He found Dr. Amit Nahata and Dr. Jessie Ganjoo – who were described in the opinion as having staff privileges at the hospital, but not being employees there – were negligent in the care they offered her when she was admitted to the hospital twice in June 2013.

He also found that the two physicians shared the blame for causing McLaughlin’s injuries, with three-quarters of the fault ascribed to Nahata and the remainder attributed to Ganjoo, and that the hospital could be held liable for their actions because they were its “ostensible agents.”

McLaughlin was first flown by medical helicopter there after initially going to Mon Valley Hospital when she experienced blurry vision and a headache and then a seizure. Tests showed she had high blood pressure and neurological abnormalities. Her second visit occurred days later when she again reported visual problems and a headache. Her blood pressure was again elevated.

She was diagnosed with posterior reversible encephalopathy syndrome, a neurological condition.

Her second stay ended after two days, when she was transferred to UPMC-Mercy hospital in Pittsburgh, where she spent more than three weeks before she was transferred to a skilled nursing facility for several more weeks. Next, she stayed for a month at Mercy’s inpatient rehabilitation unit before she could return home.

Lucas wrote that during the weeks between her admission to Mercy and her return home, she remained unresponsive for days; needed feeding tubes; was unable to follow commands or participate in therapy for transfers and balance; couldn’t report pain or discomfort; had “limited ability to stand or ambulate” and experienced other problems.

Attorney Ronald Puntil Jr., who represented Nahata and Ganjoo, didn’t immediately return a message Friday afternoon. Tom Chairs, the lawyer who represented the hospital and Washington Health System, referred questions to the system.

“We are in the midst of ongoing litigation, so I’m not in a position to comment,” Chairs said.

A date has not been set for a separate trial to resolve a cross-claim the health system filed against Dialysis Clinic Inc. – a Tennessee-based treatment network that employs Nahata and Ganjoo – in which the health care entities are wrangling over which of them is liable.

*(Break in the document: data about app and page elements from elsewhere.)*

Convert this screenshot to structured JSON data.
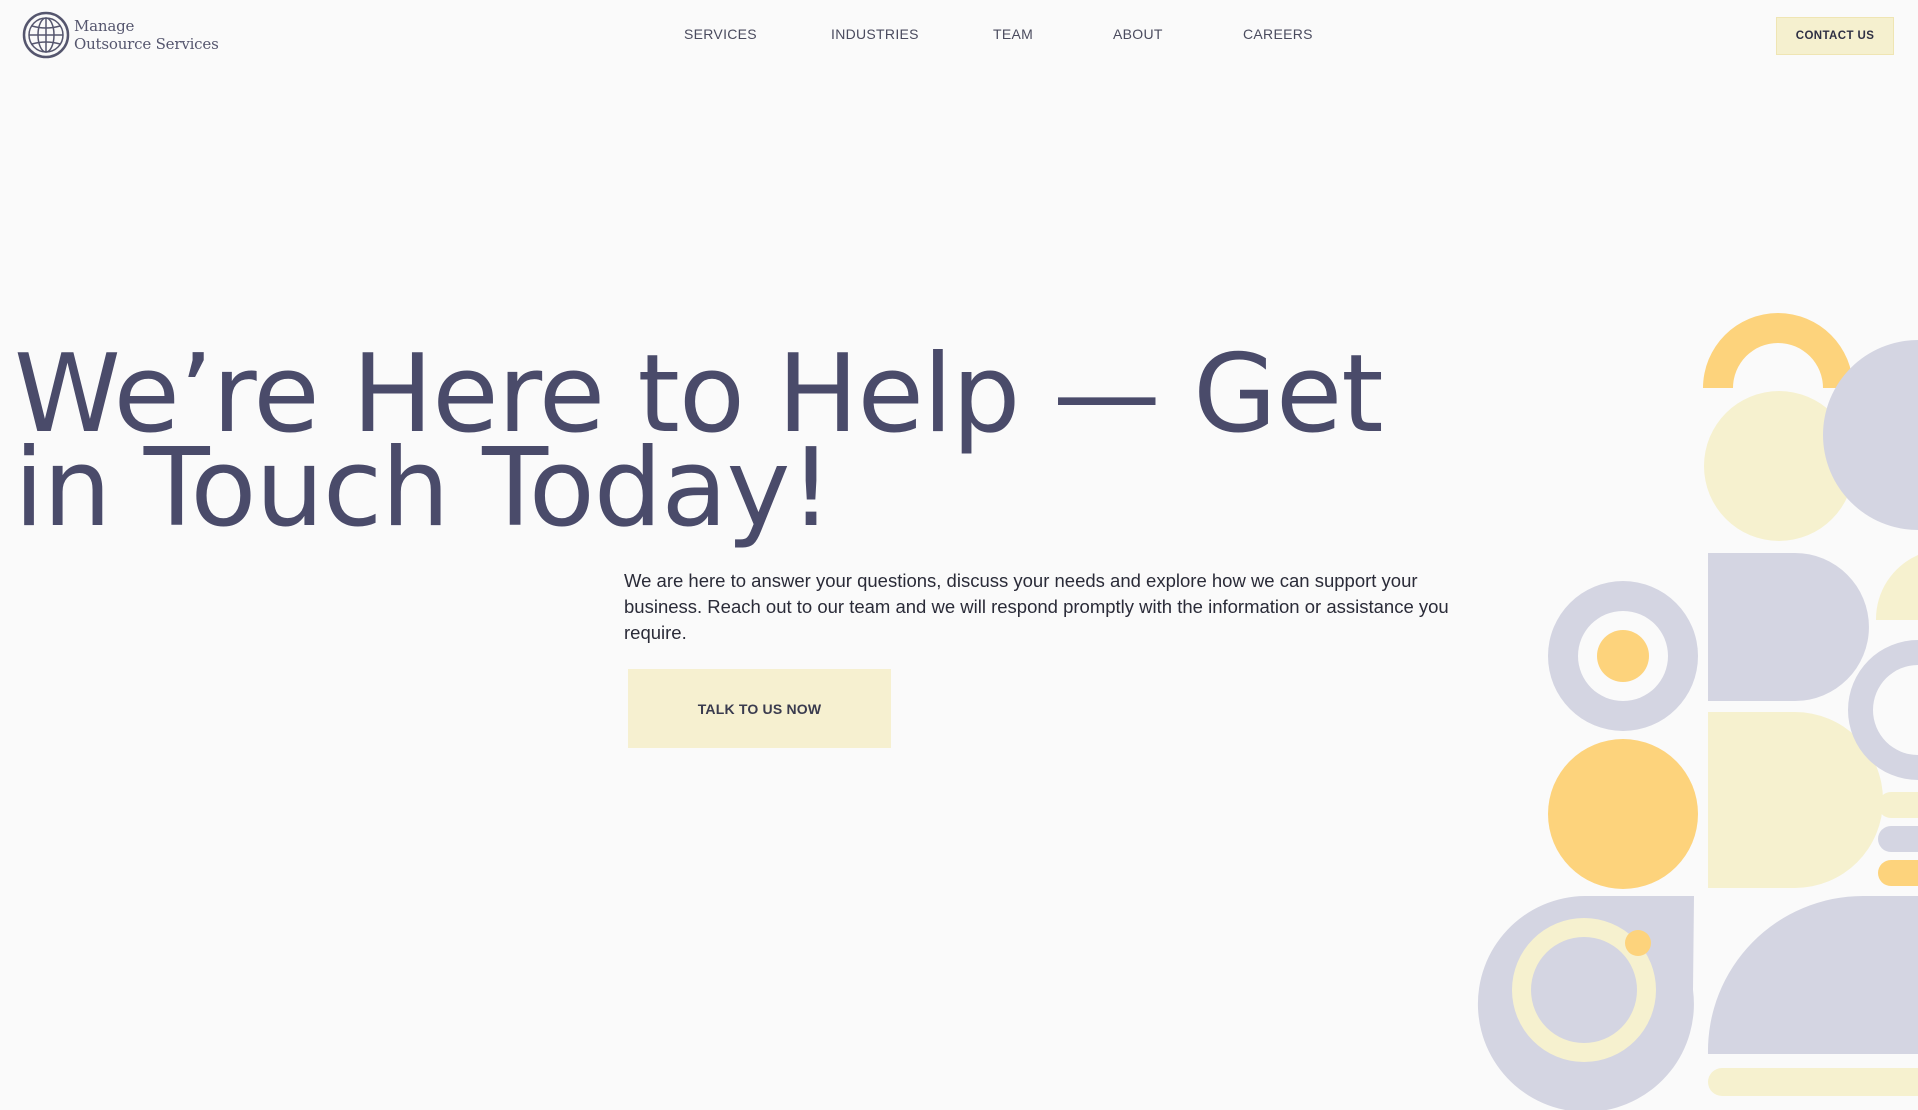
{
  "brand": {
    "logo_line1": "Manage",
    "logo_line2": "Outsource Services",
    "logo_icon": "globe-icon"
  },
  "nav": {
    "items": [
      {
        "label": "SERVICES"
      },
      {
        "label": "INDUSTRIES"
      },
      {
        "label": "TEAM"
      },
      {
        "label": "ABOUT"
      },
      {
        "label": "CAREERS"
      }
    ],
    "contact_label": "CONTACT US"
  },
  "hero": {
    "title": "We’re Here to Help — Get in Touch Today!",
    "description": "We are here to answer your questions, discuss your needs and explore how we can support your business. Reach out to our team and we will respond promptly with the information or assistance you require.",
    "cta_label": "TALK TO US NOW"
  },
  "colors": {
    "background": "#fafafa",
    "title": "#4a4b6a",
    "button_bg": "#f6f0d0",
    "accent_yellow": "#fdd37c",
    "accent_lavender": "#d4d5e2",
    "accent_cream": "#f6f1cf"
  }
}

A date for that proceeding has not been set.

The health system said in an email that it respected the judge’s verdict.

“Upon learning of Mrs. McLaughlin’s injuries, Washington Health System took steps to financially assist them and work towards an amicable resolution,” the statement read, in part.

But Dialysis Clinic “refused to meaningfully participate in efforts to compensate the McClaughlins” before the trial, the email continued, so “Washington Health System, the independent physician defendants and the McLaughlins were forced to engage in proceedings that all were hoping to avoid.”

Lucas’ opinion supporting the award identified a series of decisions by Nahata and Ganjoo which he described as breaches of the normal standard of care for someone with Alyssa McLaughlin’s symptoms.

Lucas cited the opinion of Dr. Eric Brown, a board certified specialist in nephrology and internal medicine, that Nahata’s decision to discharge McLaughlin for the first time – with instructions to monitor her own blood pressure – as “premature and inappropriate.”

“Dr. Brown concluded that discharging Mrs. McLaughlin without anti-hypertensive medication and with inadequate discharge instructions was a gross deviation from the standard of care,” Lucas added.

At another point, Lucas found that evidence showed Ganjoo ordered McLaughlin receive certain medications during her second trip to Washington Hospital. He wrote that Brown called those orders “a ‘clear’ and ‘obvious’ deviation from the standard of care.”